There are 2 important things to consider when pricing a job.
The first is, what the job is worth to the client? Ask them what their budget is. Most times they won’t tell you. But honestly, if someone was shopping for a car or a house, they would have a budget they had in mind.
The second thing to consider is, what the job is worth to you? Is this a project that will fill out your portfolio, or has some prestige? Then you price it to get the job.
If you can get a sense of either of them, it’s a good starting point.
What I generally do is figure out how many hours it will take me to do the work. Included are meeting times, and rounds of changes. Also consider how many versions you will present. I specify in my proposals: initial designs, up to 3 versions, and 2 additional rounds of changes. You should be able to get an idea from the first presentation what they are looking for, if they haven’t told you up front. Additional rounds of changes cost more, especially for clients who are undecided or don’t really know what they want.
Determine your rate of pay: $25/40/60/hour?
Try and come up with a final number in multiple ways, and see how closely they match. What is your gut price? When you break it down by hours and $rate do you come up with the same number? Work through each step of the process: research, sketches, layouts, rounds of changes, build, debugging. What’s your number now?
For example, 3 days is 8 hours x 3 (24 hours). At $25/hour, it would be $600 for 3 days of work. A week is 40 hours. At $25/hour, a week is $1000.
Remember that you may not be overly productive every day, or you may be focusing on multiple projects, so while you may bill for 24 hours, put in additional time into your timeline. So give yourself a week to do 3 days of work.
As you get more work, you gradually raise your rates. I recommend increasing your rate on new customers as they come in, rather than raising rates on existing customers.
Corporate clients should be charged top rates. They have bigger budgets, but more importantly, there are more meetings, delays and more levels of people who have to buy-in to the designs. Price accordingly.
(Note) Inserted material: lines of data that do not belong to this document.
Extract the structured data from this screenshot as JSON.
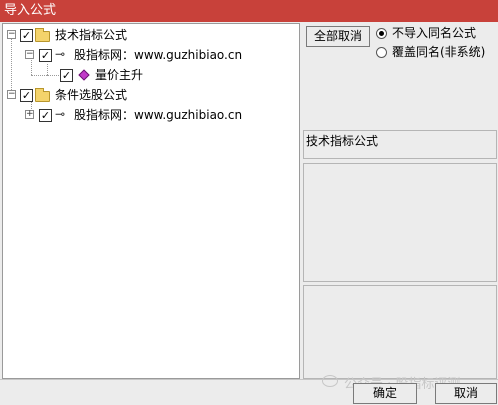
{
  "window": {
    "title": "导入公式"
  },
  "tree": {
    "nodes": {
      "tech": {
        "label": "技术指标公式",
        "expander": "−",
        "checked": "✓"
      },
      "tech_source": {
        "label": "股指标网：www.guzhibiao.cn",
        "expander": "−",
        "checked": "✓"
      },
      "tech_formula": {
        "label": "量价主升",
        "checked": "✓"
      },
      "condition": {
        "label": "条件选股公式",
        "expander": "−",
        "checked": "✓"
      },
      "cond_source": {
        "label": "股指标网：www.guzhibiao.cn",
        "expander": "+",
        "checked": "✓"
      }
    }
  },
  "options": {
    "cancel_all_label": "全部取消",
    "radio_no_import": "不导入同名公式",
    "radio_overwrite": "覆盖同名(非系统)",
    "selected": "no_import"
  },
  "info": {
    "title": "技术指标公式"
  },
  "footer": {
    "ok_label": "确定",
    "cancel_label": "取消",
    "watermark": "公众号 · 股指标评测"
  },
  "colors": {
    "titlebar": "#c8413a",
    "folder": "#f4d36b",
    "formula_gem": "#c23ac9"
  },
  "icons": {
    "folder": "folder-icon",
    "key": "key-icon",
    "formula": "formula-gem-icon"
  }
}
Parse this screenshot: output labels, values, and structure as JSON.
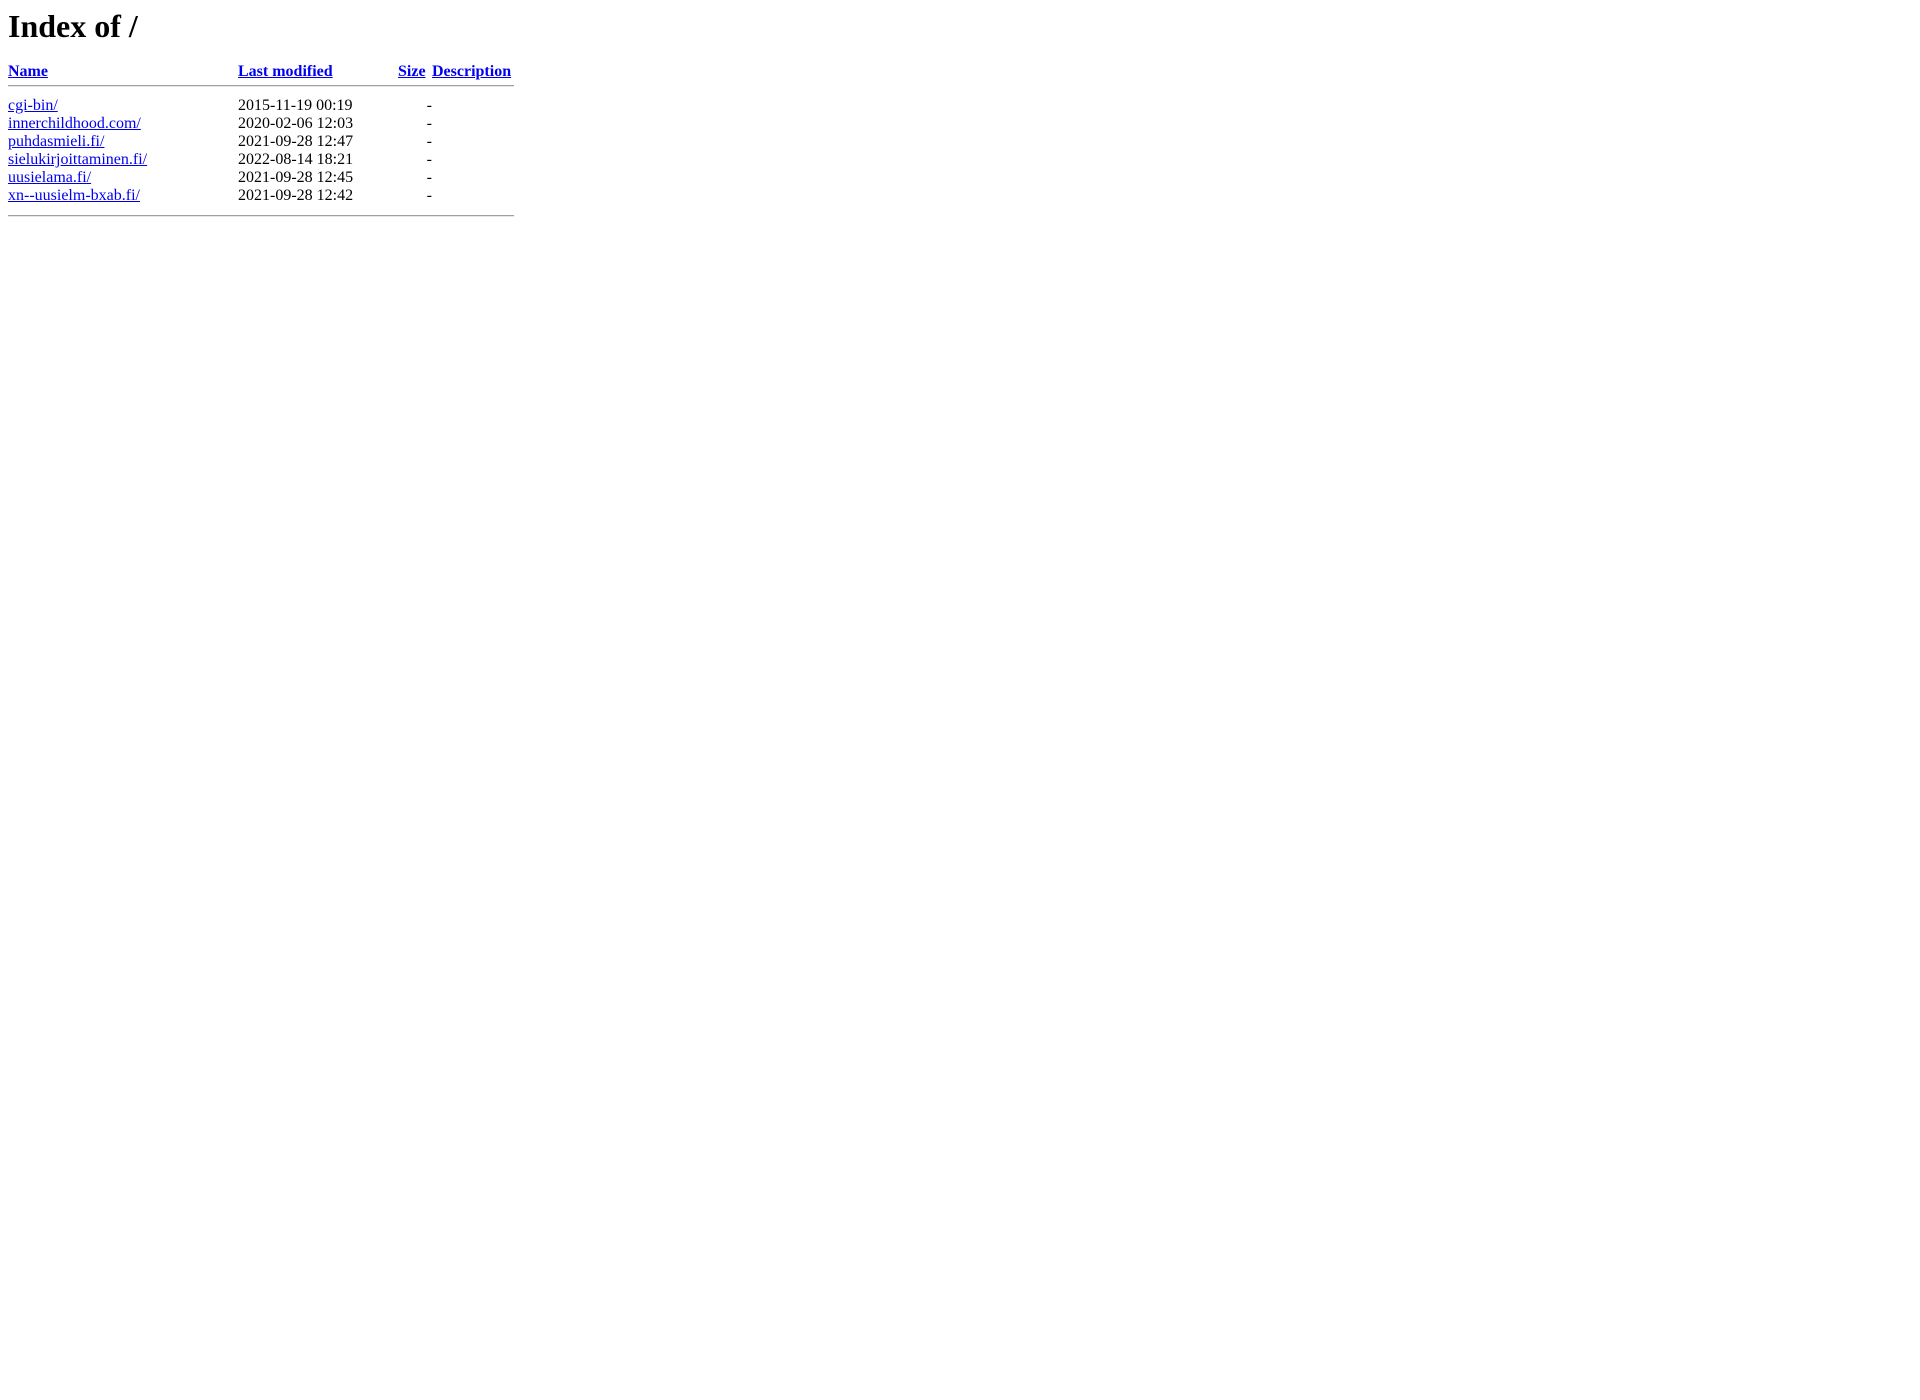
{
  "page": {
    "title": "Index of /",
    "document_title": "Index of /"
  },
  "table": {
    "headers": [
      {
        "label": "Name",
        "name": "sort-by-name"
      },
      {
        "label": "Last modified",
        "name": "sort-by-last-modified"
      },
      {
        "label": "Size",
        "name": "sort-by-size"
      },
      {
        "label": "Description",
        "name": "sort-by-description"
      }
    ],
    "rows": [
      {
        "name": "cgi-bin/",
        "last_modified": "2015-11-19 00:19",
        "size": "-",
        "description": ""
      },
      {
        "name": "innerchildhood.com/",
        "last_modified": "2020-02-06 12:03",
        "size": "-",
        "description": ""
      },
      {
        "name": "puhdasmieli.fi/",
        "last_modified": "2021-09-28 12:47",
        "size": "-",
        "description": ""
      },
      {
        "name": "sielukirjoittaminen.fi/",
        "last_modified": "2022-08-14 18:21",
        "size": "-",
        "description": ""
      },
      {
        "name": "uusielama.fi/",
        "last_modified": "2021-09-28 12:45",
        "size": "-",
        "description": ""
      },
      {
        "name": "xn--uusielm-bxab.fi/",
        "last_modified": "2021-09-28 12:42",
        "size": "-",
        "description": ""
      }
    ]
  },
  "colors": {
    "link": "#0000ee",
    "text": "#000000",
    "background": "#ffffff",
    "rule": "#a0a0a0"
  }
}
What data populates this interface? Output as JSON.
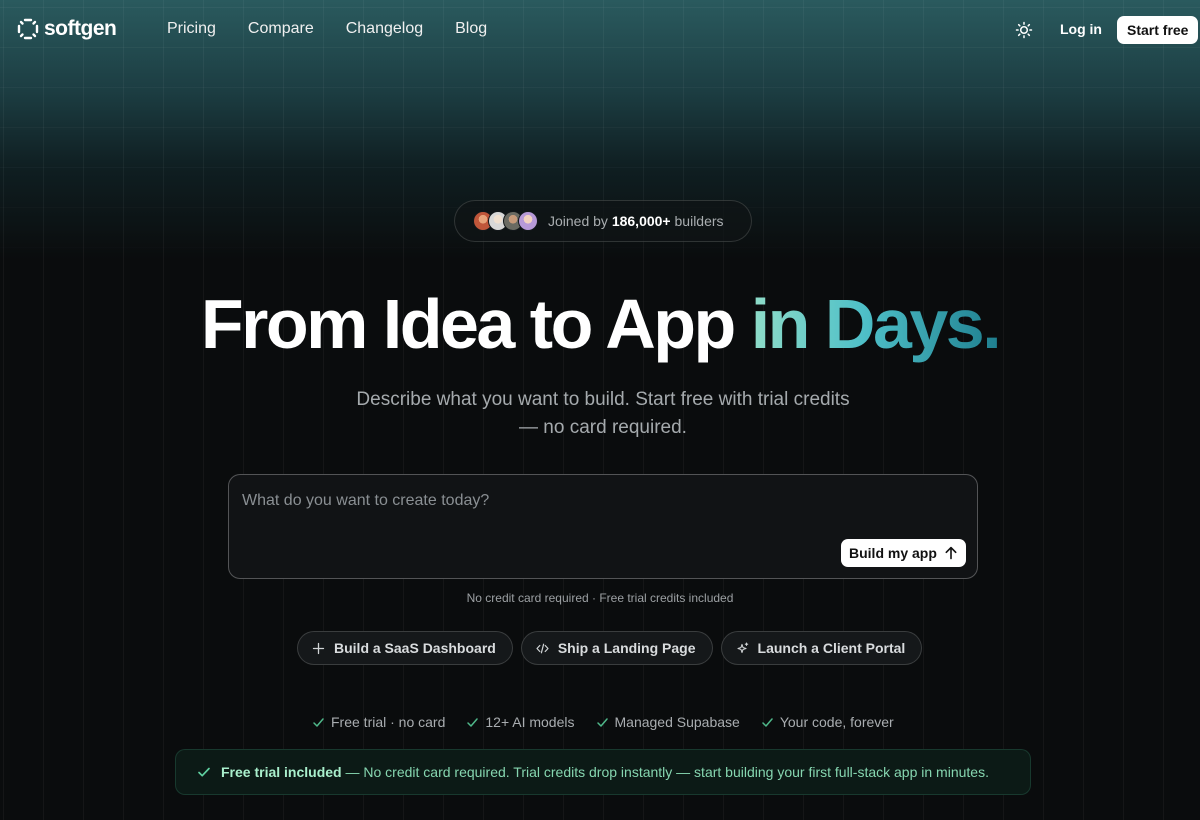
{
  "nav": {
    "logo_text": "softgen",
    "links": [
      "Pricing",
      "Compare",
      "Changelog",
      "Blog"
    ],
    "login_label": "Log in",
    "start_label": "Start free"
  },
  "social_proof": {
    "prefix": "Joined by",
    "count": "186,000+",
    "suffix": "builders"
  },
  "hero": {
    "headline_main": "From Idea to App",
    "headline_accent": "in Days.",
    "subhead": "Describe what you want to build. Start free with trial credits — no card required."
  },
  "prompt": {
    "placeholder": "What do you want to create today?",
    "button_label": "Build my app"
  },
  "note": "No credit card required · Free trial credits included",
  "suggestions": [
    {
      "label": "Build a SaaS Dashboard",
      "icon": "plus-icon"
    },
    {
      "label": "Ship a Landing Page",
      "icon": "code-icon"
    },
    {
      "label": "Launch a Client Portal",
      "icon": "sparkles-icon"
    }
  ],
  "features": [
    "Free trial · no card",
    "12+ AI models",
    "Managed Supabase",
    "Your code, forever"
  ],
  "banner": {
    "strong": "Free trial included",
    "text": " — No credit card required. Trial credits drop instantly — start building your first full-stack app in minutes."
  },
  "colors": {
    "accent_start": "#8fdcc8",
    "accent_end": "#1f7f8f",
    "check_green": "#4fb88a"
  }
}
You generally don’t have to worry about getting paid by a corporate client, however, it often takes 45-90 days from the time you invoice them to getting paid. Don’t fret too much. Just don’t plan on getting the money right away. This waiting time is worth charging top rate.
Small businesses, and individuals get lower rates. Make sure you let them know they are getting lower rates by adding up the full amount and then subtracting the discount at the end. Or let them know your corporate rate is $50/hour, but you are only charging them $30/hour. They should know that they’re getting a discount.
People who ask for a discount are the worst clients. They quickly forget that you gave them a discount. And when they are fussy enough to ask for one, they are just as fussy when you do the work. They generally feel that their money is worth more than your time and work. So steer clear of them.
Designs for a website, with html/css deliverables, with up to 3 design options, plus additional 2 rounds of design changes (i.e., 3 rounds total) should be between $1000-3000 for a corporate client. Of course this depends on the complexity of the site, and how demanding the client is. Small business, friends, not-for-profit, $500-1500 for the same work. As you have more experience, the price for designing an interface would top out around $5000 for a corporate client, $3000 for small business/friend. The back end technology development is extra, unless we’re talking html/css.